Sensing mass and viscoelastic properties
QCM-D is an extended version of QCM, Quartz Crystal Microbalance. The fundamental working principle of QCM-D is the same as for QCM – a piezoelectric sensor is excited to resonance by the application of an alternating voltage, and the resonance frequency, f, is monitored as a function of time. The resonance frequency of the sensor depends on its mass (thickness). Frequency changes, Δf, will therefore reveal changes of the mass coupled to the sensor surface, and can be used to detect and analyze molecule-surface interactions, such as molecule adsorption and desorption, which will show as mass uptake and mass loss, respectively, Fig. 1.
Figure 1. A schematic illustration of mass uptake and mass loss, as molecules adsorb to, and desorb from, the QCM-D sensor surface.
In addition to measuring Δf, QCM-D also measures the energy loss, the dissipation, ΔD, of the system under study.
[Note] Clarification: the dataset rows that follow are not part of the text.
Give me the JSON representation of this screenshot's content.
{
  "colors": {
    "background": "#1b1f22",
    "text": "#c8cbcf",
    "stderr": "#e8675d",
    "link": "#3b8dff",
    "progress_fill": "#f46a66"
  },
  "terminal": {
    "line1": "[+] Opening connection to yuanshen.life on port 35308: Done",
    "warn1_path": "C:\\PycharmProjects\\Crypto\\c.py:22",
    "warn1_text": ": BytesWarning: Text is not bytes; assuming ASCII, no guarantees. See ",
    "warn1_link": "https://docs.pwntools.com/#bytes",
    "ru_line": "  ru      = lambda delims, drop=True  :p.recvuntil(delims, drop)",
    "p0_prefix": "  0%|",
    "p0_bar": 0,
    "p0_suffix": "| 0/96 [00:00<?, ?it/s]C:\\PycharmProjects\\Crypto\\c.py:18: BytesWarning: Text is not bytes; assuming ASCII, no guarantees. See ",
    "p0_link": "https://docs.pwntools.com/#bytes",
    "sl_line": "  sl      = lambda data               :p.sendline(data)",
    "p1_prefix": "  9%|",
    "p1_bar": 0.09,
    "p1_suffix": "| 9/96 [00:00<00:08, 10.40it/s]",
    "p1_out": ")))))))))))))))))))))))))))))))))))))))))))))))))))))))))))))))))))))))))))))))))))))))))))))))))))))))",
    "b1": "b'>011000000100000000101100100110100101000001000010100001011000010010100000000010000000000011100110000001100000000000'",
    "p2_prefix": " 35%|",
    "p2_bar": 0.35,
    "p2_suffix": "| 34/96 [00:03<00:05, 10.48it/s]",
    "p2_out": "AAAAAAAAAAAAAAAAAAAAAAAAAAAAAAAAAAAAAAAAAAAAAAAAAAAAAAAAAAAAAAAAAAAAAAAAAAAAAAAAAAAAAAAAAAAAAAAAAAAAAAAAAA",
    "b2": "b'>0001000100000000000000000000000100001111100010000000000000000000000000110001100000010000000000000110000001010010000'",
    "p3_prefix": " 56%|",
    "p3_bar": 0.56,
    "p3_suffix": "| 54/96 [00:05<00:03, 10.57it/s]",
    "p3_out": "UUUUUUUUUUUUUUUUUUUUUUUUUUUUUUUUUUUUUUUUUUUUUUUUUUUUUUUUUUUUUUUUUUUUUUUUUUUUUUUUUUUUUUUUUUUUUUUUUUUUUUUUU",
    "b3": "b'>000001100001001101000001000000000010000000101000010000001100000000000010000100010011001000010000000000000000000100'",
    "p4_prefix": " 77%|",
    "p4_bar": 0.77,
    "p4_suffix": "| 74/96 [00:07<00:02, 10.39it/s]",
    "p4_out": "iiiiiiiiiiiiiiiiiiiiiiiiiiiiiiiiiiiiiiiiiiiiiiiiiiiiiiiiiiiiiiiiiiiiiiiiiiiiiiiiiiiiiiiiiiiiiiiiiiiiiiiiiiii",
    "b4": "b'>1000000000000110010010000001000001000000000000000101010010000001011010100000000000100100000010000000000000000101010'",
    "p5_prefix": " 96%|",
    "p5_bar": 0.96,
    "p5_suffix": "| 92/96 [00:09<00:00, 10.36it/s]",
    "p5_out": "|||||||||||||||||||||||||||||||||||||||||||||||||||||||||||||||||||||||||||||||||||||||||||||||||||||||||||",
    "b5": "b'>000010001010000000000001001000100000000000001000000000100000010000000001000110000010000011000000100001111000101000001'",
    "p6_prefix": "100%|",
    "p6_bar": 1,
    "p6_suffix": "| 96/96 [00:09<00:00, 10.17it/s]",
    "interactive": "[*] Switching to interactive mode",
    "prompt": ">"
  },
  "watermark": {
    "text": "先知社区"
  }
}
The D-value reflects the mechanical properties of the surface-adhering layer and can, in combination with Δf, be used to quantify mass, thickness and viscoelastic properties of soft layers, something which is not possible looking at the Δf response alone. The combined information of Δf and ΔD that QCM-D offers makes it particularly suitable for analysis and characterization of hydrated systems which are often viscoelastic.
Measure coupled solvent and monitor structural change
QCM:s sense the hydrated mass, i.e. mass including both the molecules at the sensor surface and coupled solvent. This feature makes QCM-D an excellent tool to analyze layer structure, and to detect structural changes, of the molecular layer, such as for example swelling and collapse. In a scenario where there is a structural change within the layer, the molecular mass will be the same throughout the rearrangement process, but the mass of the associated solvent will vary. For example, if a highly hydrated polymer layer undergoes a collapse, QCM-D will detect a mass loss as the layer transitions from the highly hydrated state to the collapsed state. The detected mass loss reflects a smaller amount of solvent coupled in the collapsed state compared to the hydrated state. The QCM-D data will also reveal a transition from a soft to a more rigid layer, Fig 2.
Figure 2. A schematic illustration of structural change as measured with QCM-D. The green illustration (top) shows the collapse of a highly hydrated layer. Initially, the molecules are extending from the surface and couple lots of solvent. The molecules then collapse, release the coupled solvent, and form a thin and rigid layer at the surface. The thickness change is illustrated by the green curve in the graph. The blue illustration (bottom) shows the opposite. Initially there is a thin and rigid layer at the surface, which then swells to become thick and soft. The thickness change is illustrated by the blue curve in the graph.
Download the overview to learn more about QCM-D technology and what information you can extract from QCM-D data.
Editors note: This post was originally published in January 2018 and has been updated for comprehensiveness
Malin graduated in engineering physics in 2006, where her research focused on the QCM-D technology. Since then, she has been scrutinizing the how’s and why’s of the world in general, and the world of QCM-D in particular.